WHAT YOU NEED TO DO:
Could you reproduce the entries exactly, omitting every picture?

(Data records for software interfaces)
—————

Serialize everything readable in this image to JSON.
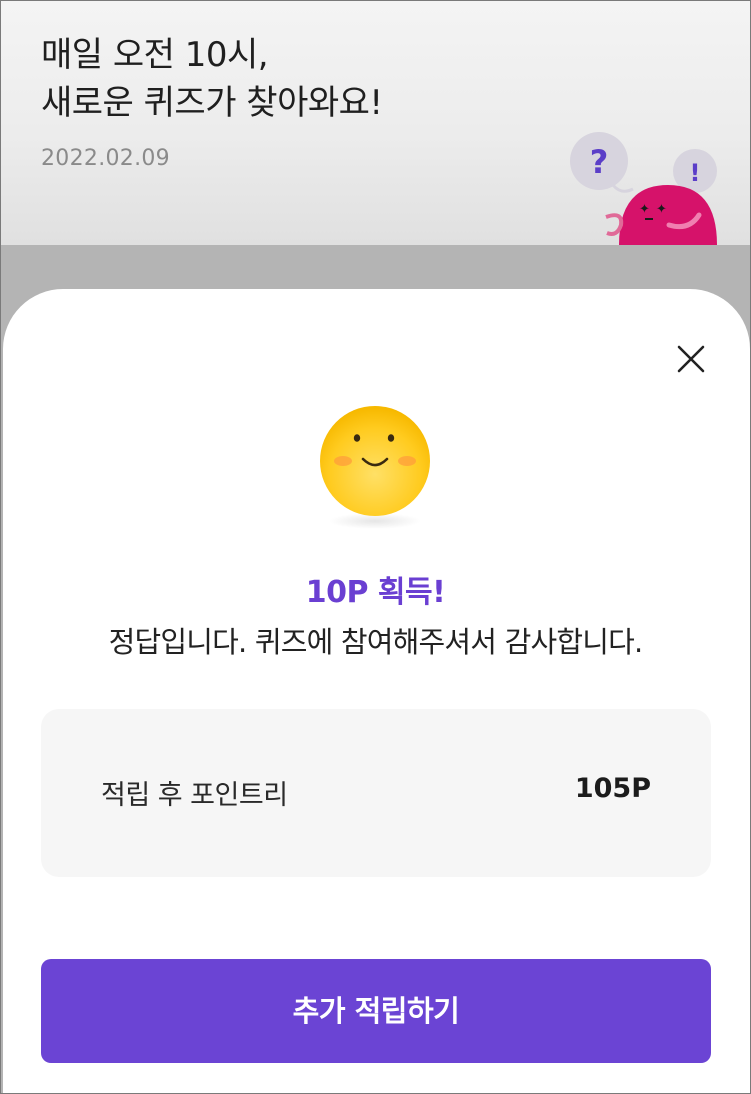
{
  "background": {
    "title_line1": "매일 오전 10시,",
    "title_line2": "새로운 퀴즈가 찾아와요!",
    "date": "2022.02.09",
    "mascot_bubble_1": "?",
    "mascot_bubble_2": "!"
  },
  "sheet": {
    "close_icon": "close-icon",
    "emoji_icon": "smiling-face-icon",
    "reward_text": "10P 획득!",
    "message": "정답입니다. 퀴즈에 참여해주셔서 감사합니다.",
    "points": {
      "label": "적립 후 포인트리",
      "value": "105P"
    },
    "button_label": "추가 적립하기"
  },
  "colors": {
    "accent": "#6b44d4",
    "reward_text": "#6a3fd2",
    "mascot": "#d6126a",
    "emoji": "#ffc91a"
  }
}
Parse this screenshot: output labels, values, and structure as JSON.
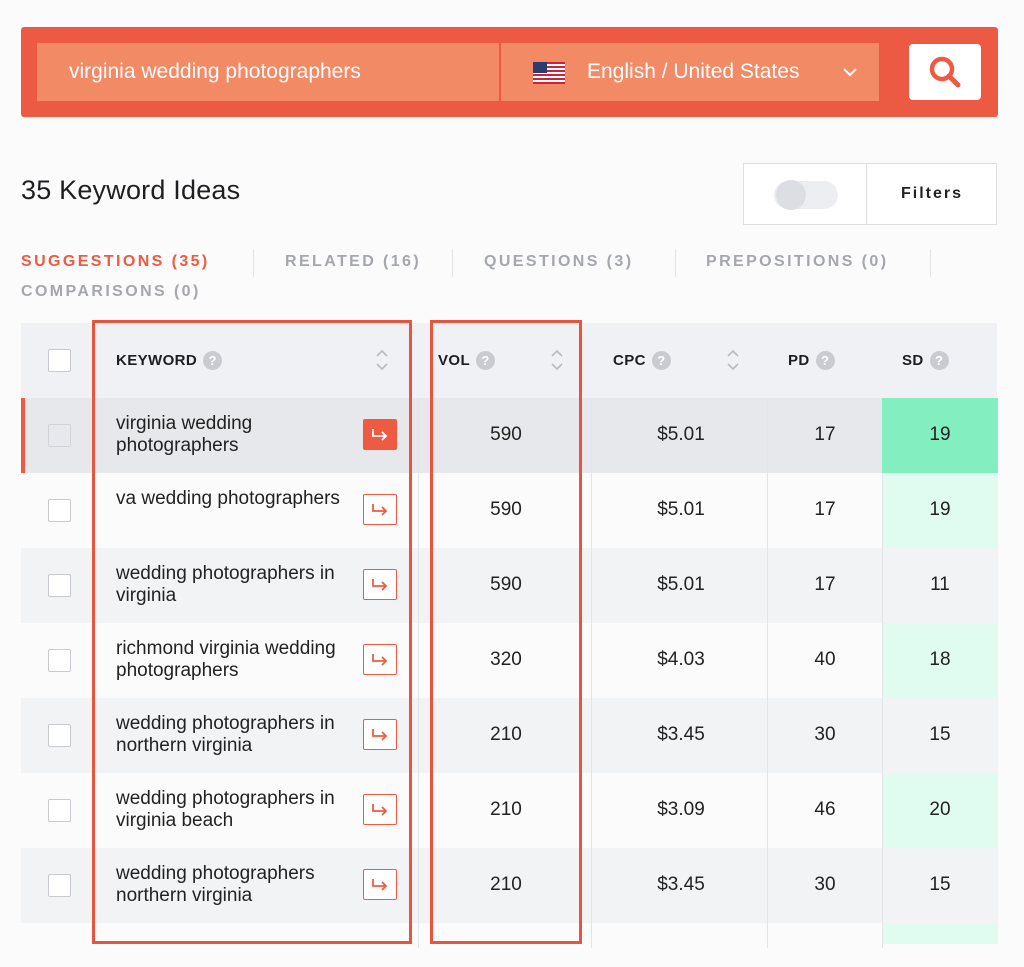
{
  "search": {
    "keyword": "virginia wedding photographers",
    "language": "English / United States"
  },
  "heading": {
    "ideas_title": "35 Keyword Ideas"
  },
  "filters": {
    "label": "Filters",
    "toggle_on": false
  },
  "tabs": [
    {
      "label": "SUGGESTIONS (35)",
      "active": true
    },
    {
      "label": "RELATED (16)",
      "active": false
    },
    {
      "label": "QUESTIONS (3)",
      "active": false
    },
    {
      "label": "PREPOSITIONS (0)",
      "active": false
    },
    {
      "label": "COMPARISONS (0)",
      "active": false
    }
  ],
  "table": {
    "columns": {
      "keyword": "KEYWORD",
      "vol": "VOL",
      "cpc": "CPC",
      "pd": "PD",
      "sd": "SD"
    },
    "help_glyph": "?",
    "rows": [
      {
        "keyword": "virginia wedding photographers",
        "vol": "590",
        "cpc": "$5.01",
        "pd": "17",
        "sd": "19"
      },
      {
        "keyword": "va wedding photographers",
        "vol": "590",
        "cpc": "$5.01",
        "pd": "17",
        "sd": "19"
      },
      {
        "keyword": "wedding photographers in virginia",
        "vol": "590",
        "cpc": "$5.01",
        "pd": "17",
        "sd": "11"
      },
      {
        "keyword": "richmond virginia wedding photographers",
        "vol": "320",
        "cpc": "$4.03",
        "pd": "40",
        "sd": "18"
      },
      {
        "keyword": "wedding photographers in northern virginia",
        "vol": "210",
        "cpc": "$3.45",
        "pd": "30",
        "sd": "15"
      },
      {
        "keyword": "wedding photographers in virginia beach",
        "vol": "210",
        "cpc": "$3.09",
        "pd": "46",
        "sd": "20"
      },
      {
        "keyword": "wedding photographers northern virginia",
        "vol": "210",
        "cpc": "$3.45",
        "pd": "30",
        "sd": "15"
      }
    ]
  },
  "colors": {
    "brand": "#ec5a43",
    "accent": "#ef5a42",
    "sd_low": "#83eec0",
    "sd_bg": "#e0fbef",
    "highlight_box": "#e8553f"
  },
  "icons": [
    "us-flag-icon",
    "chevron-down-icon",
    "search-icon",
    "help-icon",
    "sort-icon",
    "open-arrow-icon",
    "checkbox"
  ]
}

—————

ANSWER BOX:
Serialize everything readable in this image to JSON.
{
  "background": {
    "title_line1": "매일 오전 10시,",
    "title_line2": "새로운 퀴즈가 찾아와요!",
    "date": "2022.02.09",
    "mascot_bubble_1": "?",
    "mascot_bubble_2": "!"
  },
  "sheet": {
    "close_icon": "close-icon",
    "emoji_icon": "smiling-face-icon",
    "reward_text": "10P 획득!",
    "message": "정답입니다. 퀴즈에 참여해주셔서 감사합니다.",
    "points": {
      "label": "적립 후 포인트리",
      "value": "105P"
    },
    "button_label": "추가 적립하기"
  },
  "colors": {
    "accent": "#6b44d4",
    "reward_text": "#6a3fd2",
    "mascot": "#d6126a",
    "emoji": "#ffc91a"
  }
}
Parse this screenshot: output labels, values, and structure as JSON.
{
  "search": {
    "keyword": "virginia wedding photographers",
    "language": "English / United States"
  },
  "heading": {
    "ideas_title": "35 Keyword Ideas"
  },
  "filters": {
    "label": "Filters",
    "toggle_on": false
  },
  "tabs": [
    {
      "label": "SUGGESTIONS (35)",
      "active": true
    },
    {
      "label": "RELATED (16)",
      "active": false
    },
    {
      "label": "QUESTIONS (3)",
      "active": false
    },
    {
      "label": "PREPOSITIONS (0)",
      "active": false
    },
    {
      "label": "COMPARISONS (0)",
      "active": false
    }
  ],
  "table": {
    "columns": {
      "keyword": "KEYWORD",
      "vol": "VOL",
      "cpc": "CPC",
      "pd": "PD",
      "sd": "SD"
    },
    "help_glyph": "?",
    "rows": [
      {
        "keyword": "virginia wedding photographers",
        "vol": "590",
        "cpc": "$5.01",
        "pd": "17",
        "sd": "19"
      },
      {
        "keyword": "va wedding photographers",
        "vol": "590",
        "cpc": "$5.01",
        "pd": "17",
        "sd": "19"
      },
      {
        "keyword": "wedding photographers in virginia",
        "vol": "590",
        "cpc": "$5.01",
        "pd": "17",
        "sd": "11"
      },
      {
        "keyword": "richmond virginia wedding photographers",
        "vol": "320",
        "cpc": "$4.03",
        "pd": "40",
        "sd": "18"
      },
      {
        "keyword": "wedding photographers in northern virginia",
        "vol": "210",
        "cpc": "$3.45",
        "pd": "30",
        "sd": "15"
      },
      {
        "keyword": "wedding photographers in virginia beach",
        "vol": "210",
        "cpc": "$3.09",
        "pd": "46",
        "sd": "20"
      },
      {
        "keyword": "wedding photographers northern virginia",
        "vol": "210",
        "cpc": "$3.45",
        "pd": "30",
        "sd": "15"
      }
    ]
  },
  "colors": {
    "brand": "#ec5a43",
    "accent": "#ef5a42",
    "sd_low": "#83eec0",
    "sd_bg": "#e0fbef",
    "highlight_box": "#e8553f"
  },
  "icons": [
    "us-flag-icon",
    "chevron-down-icon",
    "search-icon",
    "help-icon",
    "sort-icon",
    "open-arrow-icon",
    "checkbox"
  ]
}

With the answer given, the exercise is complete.